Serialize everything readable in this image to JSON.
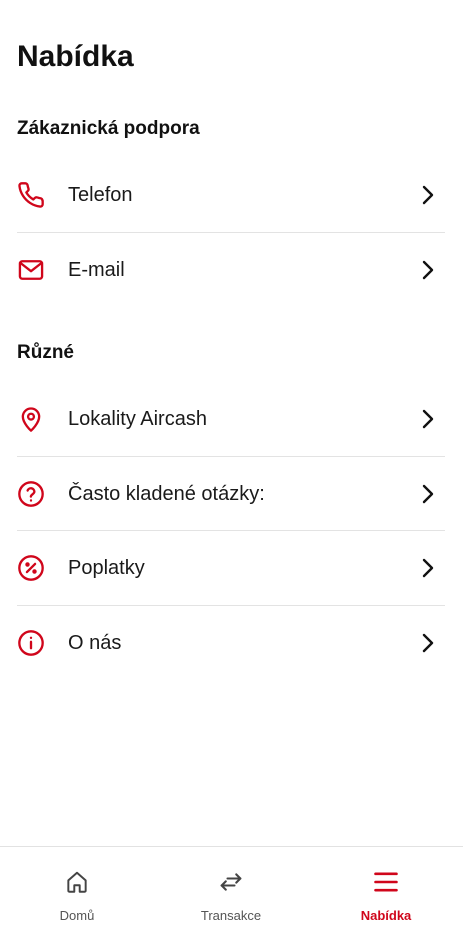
{
  "page": {
    "title": "Nabídka"
  },
  "colors": {
    "accent": "#d0061b",
    "text": "#111111",
    "divider": "#e3e3e3"
  },
  "sections": [
    {
      "title": "Zákaznická podpora",
      "items": [
        {
          "label": "Telefon",
          "icon": "phone-icon"
        },
        {
          "label": "E-mail",
          "icon": "mail-icon"
        }
      ]
    },
    {
      "title": "Různé",
      "items": [
        {
          "label": "Lokality Aircash",
          "icon": "location-pin-icon"
        },
        {
          "label": "Často kladené otázky:",
          "icon": "question-circle-icon"
        },
        {
          "label": "Poplatky",
          "icon": "percent-circle-icon"
        },
        {
          "label": "O nás",
          "icon": "info-circle-icon"
        }
      ]
    }
  ],
  "bottom_nav": {
    "items": [
      {
        "label": "Domů",
        "icon": "home-icon",
        "active": false
      },
      {
        "label": "Transakce",
        "icon": "transfer-arrows-icon",
        "active": false
      },
      {
        "label": "Nabídka",
        "icon": "menu-icon",
        "active": true
      }
    ]
  }
}
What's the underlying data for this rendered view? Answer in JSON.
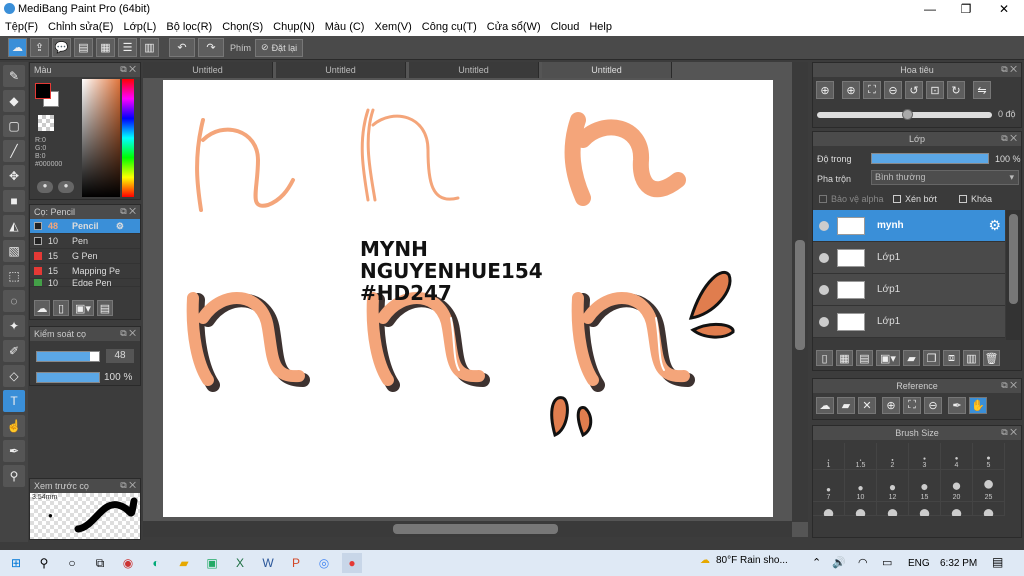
{
  "window": {
    "title": "MediBang Paint Pro (64bit)",
    "minimize": "—",
    "maximize": "❐",
    "close": "✕"
  },
  "menu": [
    "Tệp(F)",
    "Chỉnh sửa(E)",
    "Lớp(L)",
    "Bộ lọc(R)",
    "Chọn(S)",
    "Chụp(N)",
    "Màu (C)",
    "Xem(V)",
    "Công cụ(T)",
    "Cửa sổ(W)",
    "Cloud",
    "Help"
  ],
  "toolbar": {
    "key_label": "Phím",
    "reset_label": "Đặt lại"
  },
  "color_panel": {
    "title": "Màu",
    "r": "R:0",
    "g": "G:0",
    "b": "B:0",
    "hex": "#000000"
  },
  "brush_panel": {
    "title": "Cọ: Pencil",
    "items": [
      {
        "size": "48",
        "name": "Pencil",
        "color": "#222222"
      },
      {
        "size": "10",
        "name": "Pen",
        "color": "#222222"
      },
      {
        "size": "15",
        "name": "G Pen",
        "color": "#e53935"
      },
      {
        "size": "15",
        "name": "Mapping Pe",
        "color": "#e53935"
      },
      {
        "size": "10",
        "name": "Edge Pen",
        "color": "#43a047"
      }
    ]
  },
  "brush_control": {
    "title": "Kiểm soát cọ",
    "size": "48",
    "opacity": "100 %",
    "size_fill": 0.85,
    "opacity_fill": 1.0
  },
  "preview": {
    "title": "Xem trước cọ",
    "size": "3.54mm"
  },
  "tabs": [
    "Untitled",
    "Untitled",
    "Untitled",
    "Untitled"
  ],
  "canvas_text": {
    "line1": "MYNH",
    "line2": "NGUYENHUE154",
    "line3": "#HD247"
  },
  "navigator": {
    "title": "Hoa tiêu",
    "angle": "0 độ"
  },
  "layer_panel": {
    "title": "Lớp",
    "opacity_label": "Độ trong",
    "opacity_value": "100 %",
    "blend_label": "Pha trộn",
    "blend_value": "Bình thường",
    "protect_alpha": "Bảo vệ alpha",
    "clip": "Xén bớt",
    "lock": "Khóa",
    "layers": [
      {
        "name": "mynh",
        "selected": true
      },
      {
        "name": "Lớp1",
        "selected": false
      },
      {
        "name": "Lớp1",
        "selected": false
      },
      {
        "name": "Lớp1",
        "selected": false
      }
    ]
  },
  "reference": {
    "title": "Reference"
  },
  "brush_size": {
    "title": "Brush Size",
    "row1": [
      "1",
      "1.5",
      "2",
      "3",
      "4",
      "5"
    ],
    "row2": [
      "7",
      "10",
      "12",
      "15",
      "20",
      "25"
    ]
  },
  "taskbar": {
    "weather": "80°F  Rain sho...",
    "lang": "ENG",
    "time": "6:32 PM"
  },
  "colors": {
    "accent": "#3a8fd8",
    "stroke": "#f4a57a",
    "ink": "#111111"
  }
}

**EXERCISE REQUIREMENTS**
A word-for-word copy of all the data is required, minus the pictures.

**RESULT**
Serialize everything readable in this image to JSON.
{
  "page": {
    "title": "Nabídka"
  },
  "colors": {
    "accent": "#d0061b",
    "text": "#111111",
    "divider": "#e3e3e3"
  },
  "sections": [
    {
      "title": "Zákaznická podpora",
      "items": [
        {
          "label": "Telefon",
          "icon": "phone-icon"
        },
        {
          "label": "E-mail",
          "icon": "mail-icon"
        }
      ]
    },
    {
      "title": "Různé",
      "items": [
        {
          "label": "Lokality Aircash",
          "icon": "location-pin-icon"
        },
        {
          "label": "Často kladené otázky:",
          "icon": "question-circle-icon"
        },
        {
          "label": "Poplatky",
          "icon": "percent-circle-icon"
        },
        {
          "label": "O nás",
          "icon": "info-circle-icon"
        }
      ]
    }
  ],
  "bottom_nav": {
    "items": [
      {
        "label": "Domů",
        "icon": "home-icon",
        "active": false
      },
      {
        "label": "Transakce",
        "icon": "transfer-arrows-icon",
        "active": false
      },
      {
        "label": "Nabídka",
        "icon": "menu-icon",
        "active": true
      }
    ]
  }
}
What's the underlying data for this rendered view? Answer in JSON.
{
  "window": {
    "title": "MediBang Paint Pro (64bit)",
    "minimize": "—",
    "maximize": "❐",
    "close": "✕"
  },
  "menu": [
    "Tệp(F)",
    "Chỉnh sửa(E)",
    "Lớp(L)",
    "Bộ lọc(R)",
    "Chọn(S)",
    "Chụp(N)",
    "Màu (C)",
    "Xem(V)",
    "Công cụ(T)",
    "Cửa sổ(W)",
    "Cloud",
    "Help"
  ],
  "toolbar": {
    "key_label": "Phím",
    "reset_label": "Đặt lại"
  },
  "color_panel": {
    "title": "Màu",
    "r": "R:0",
    "g": "G:0",
    "b": "B:0",
    "hex": "#000000"
  },
  "brush_panel": {
    "title": "Cọ: Pencil",
    "items": [
      {
        "size": "48",
        "name": "Pencil",
        "color": "#222222"
      },
      {
        "size": "10",
        "name": "Pen",
        "color": "#222222"
      },
      {
        "size": "15",
        "name": "G Pen",
        "color": "#e53935"
      },
      {
        "size": "15",
        "name": "Mapping Pe",
        "color": "#e53935"
      },
      {
        "size": "10",
        "name": "Edge Pen",
        "color": "#43a047"
      }
    ]
  },
  "brush_control": {
    "title": "Kiểm soát cọ",
    "size": "48",
    "opacity": "100 %",
    "size_fill": 0.85,
    "opacity_fill": 1.0
  },
  "preview": {
    "title": "Xem trước cọ",
    "size": "3.54mm"
  },
  "tabs": [
    "Untitled",
    "Untitled",
    "Untitled",
    "Untitled"
  ],
  "canvas_text": {
    "line1": "MYNH",
    "line2": "NGUYENHUE154",
    "line3": "#HD247"
  },
  "navigator": {
    "title": "Hoa tiêu",
    "angle": "0 độ"
  },
  "layer_panel": {
    "title": "Lớp",
    "opacity_label": "Độ trong",
    "opacity_value": "100 %",
    "blend_label": "Pha trộn",
    "blend_value": "Bình thường",
    "protect_alpha": "Bảo vệ alpha",
    "clip": "Xén bớt",
    "lock": "Khóa",
    "layers": [
      {
        "name": "mynh",
        "selected": true
      },
      {
        "name": "Lớp1",
        "selected": false
      },
      {
        "name": "Lớp1",
        "selected": false
      },
      {
        "name": "Lớp1",
        "selected": false
      }
    ]
  },
  "reference": {
    "title": "Reference"
  },
  "brush_size": {
    "title": "Brush Size",
    "row1": [
      "1",
      "1.5",
      "2",
      "3",
      "4",
      "5"
    ],
    "row2": [
      "7",
      "10",
      "12",
      "15",
      "20",
      "25"
    ]
  },
  "taskbar": {
    "weather": "80°F  Rain sho...",
    "lang": "ENG",
    "time": "6:32 PM"
  },
  "colors": {
    "accent": "#3a8fd8",
    "stroke": "#f4a57a",
    "ink": "#111111"
  }
}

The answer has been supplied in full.